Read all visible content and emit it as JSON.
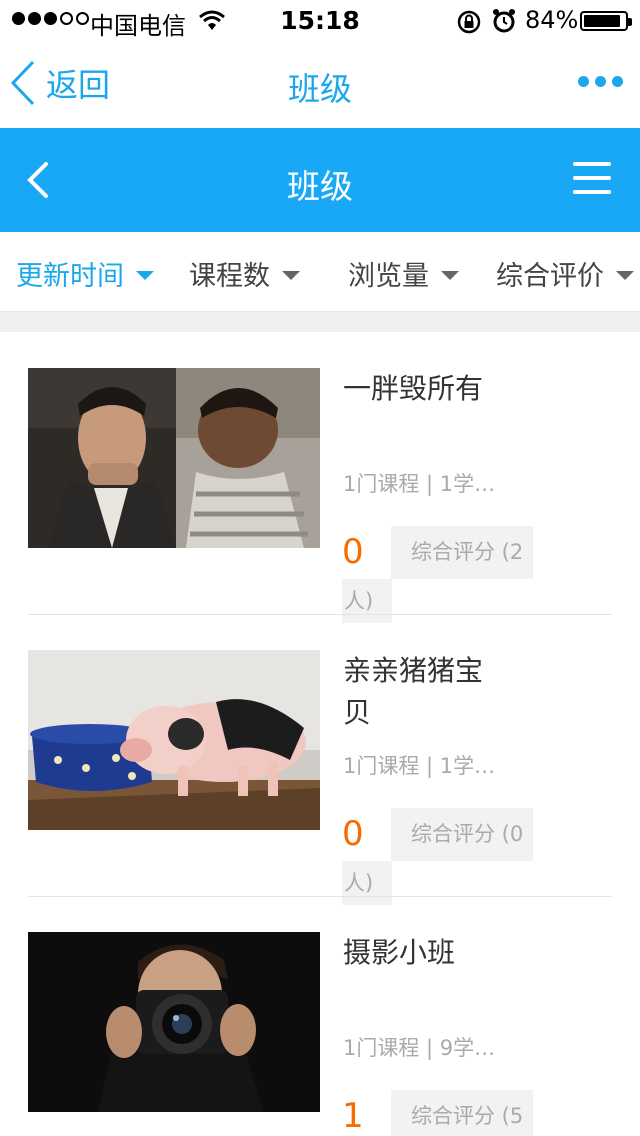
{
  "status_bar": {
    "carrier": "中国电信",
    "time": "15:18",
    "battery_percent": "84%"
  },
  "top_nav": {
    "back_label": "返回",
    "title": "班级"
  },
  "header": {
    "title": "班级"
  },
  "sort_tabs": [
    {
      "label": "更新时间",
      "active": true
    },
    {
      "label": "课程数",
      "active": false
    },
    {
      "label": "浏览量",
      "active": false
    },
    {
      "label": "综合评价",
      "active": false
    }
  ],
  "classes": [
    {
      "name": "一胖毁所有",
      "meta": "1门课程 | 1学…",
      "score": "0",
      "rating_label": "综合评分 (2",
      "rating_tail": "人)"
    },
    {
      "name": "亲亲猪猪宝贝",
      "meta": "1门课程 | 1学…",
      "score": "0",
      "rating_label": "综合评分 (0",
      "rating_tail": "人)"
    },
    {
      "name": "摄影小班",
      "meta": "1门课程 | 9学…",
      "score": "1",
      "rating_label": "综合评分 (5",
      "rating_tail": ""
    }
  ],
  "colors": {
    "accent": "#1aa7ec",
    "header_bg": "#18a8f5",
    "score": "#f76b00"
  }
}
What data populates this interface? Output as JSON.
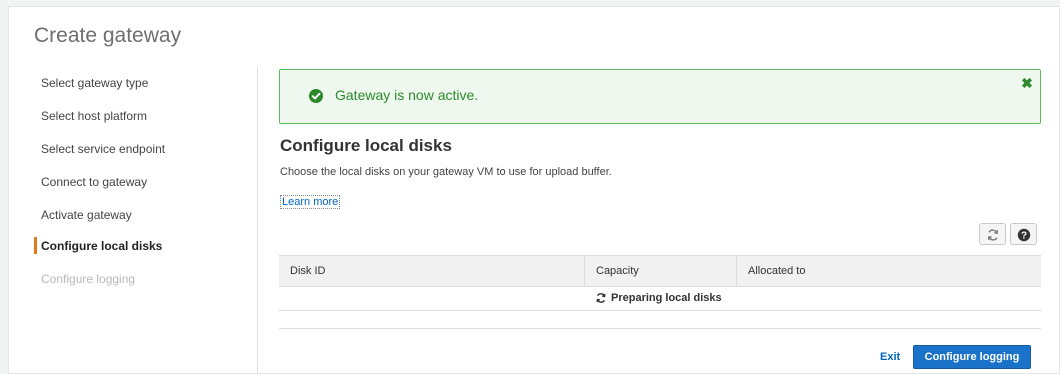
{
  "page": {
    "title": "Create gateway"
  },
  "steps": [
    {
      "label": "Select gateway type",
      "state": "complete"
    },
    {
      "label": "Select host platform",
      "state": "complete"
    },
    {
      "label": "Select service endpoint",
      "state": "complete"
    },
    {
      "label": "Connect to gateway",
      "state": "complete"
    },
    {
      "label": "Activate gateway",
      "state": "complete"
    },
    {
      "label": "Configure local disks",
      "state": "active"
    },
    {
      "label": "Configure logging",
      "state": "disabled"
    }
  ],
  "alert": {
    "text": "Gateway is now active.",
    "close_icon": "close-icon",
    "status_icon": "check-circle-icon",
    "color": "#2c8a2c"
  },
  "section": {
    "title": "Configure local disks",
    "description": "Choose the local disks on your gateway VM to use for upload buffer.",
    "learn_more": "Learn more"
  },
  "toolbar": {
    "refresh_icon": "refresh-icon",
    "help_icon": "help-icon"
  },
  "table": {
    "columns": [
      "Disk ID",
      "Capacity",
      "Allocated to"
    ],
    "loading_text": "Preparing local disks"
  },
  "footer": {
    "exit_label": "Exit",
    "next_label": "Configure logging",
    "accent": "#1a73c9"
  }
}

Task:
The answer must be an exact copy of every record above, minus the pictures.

Answer to this exercise:
Read all visible content and emit it as JSON.
{
  "status_bar": {
    "carrier": "中国电信",
    "time": "15:18",
    "battery_percent": "84%"
  },
  "top_nav": {
    "back_label": "返回",
    "title": "班级"
  },
  "header": {
    "title": "班级"
  },
  "sort_tabs": [
    {
      "label": "更新时间",
      "active": true
    },
    {
      "label": "课程数",
      "active": false
    },
    {
      "label": "浏览量",
      "active": false
    },
    {
      "label": "综合评价",
      "active": false
    }
  ],
  "classes": [
    {
      "name": "一胖毁所有",
      "meta": "1门课程 | 1学…",
      "score": "0",
      "rating_label": "综合评分 (2",
      "rating_tail": "人)"
    },
    {
      "name": "亲亲猪猪宝贝",
      "meta": "1门课程 | 1学…",
      "score": "0",
      "rating_label": "综合评分 (0",
      "rating_tail": "人)"
    },
    {
      "name": "摄影小班",
      "meta": "1门课程 | 9学…",
      "score": "1",
      "rating_label": "综合评分 (5",
      "rating_tail": ""
    }
  ],
  "colors": {
    "accent": "#1aa7ec",
    "header_bg": "#18a8f5",
    "score": "#f76b00"
  }
}
What data populates this interface? Output as JSON.
{
  "page": {
    "title": "Create gateway"
  },
  "steps": [
    {
      "label": "Select gateway type",
      "state": "complete"
    },
    {
      "label": "Select host platform",
      "state": "complete"
    },
    {
      "label": "Select service endpoint",
      "state": "complete"
    },
    {
      "label": "Connect to gateway",
      "state": "complete"
    },
    {
      "label": "Activate gateway",
      "state": "complete"
    },
    {
      "label": "Configure local disks",
      "state": "active"
    },
    {
      "label": "Configure logging",
      "state": "disabled"
    }
  ],
  "alert": {
    "text": "Gateway is now active.",
    "close_icon": "close-icon",
    "status_icon": "check-circle-icon",
    "color": "#2c8a2c"
  },
  "section": {
    "title": "Configure local disks",
    "description": "Choose the local disks on your gateway VM to use for upload buffer.",
    "learn_more": "Learn more"
  },
  "toolbar": {
    "refresh_icon": "refresh-icon",
    "help_icon": "help-icon"
  },
  "table": {
    "columns": [
      "Disk ID",
      "Capacity",
      "Allocated to"
    ],
    "loading_text": "Preparing local disks"
  },
  "footer": {
    "exit_label": "Exit",
    "next_label": "Configure logging",
    "accent": "#1a73c9"
  }
}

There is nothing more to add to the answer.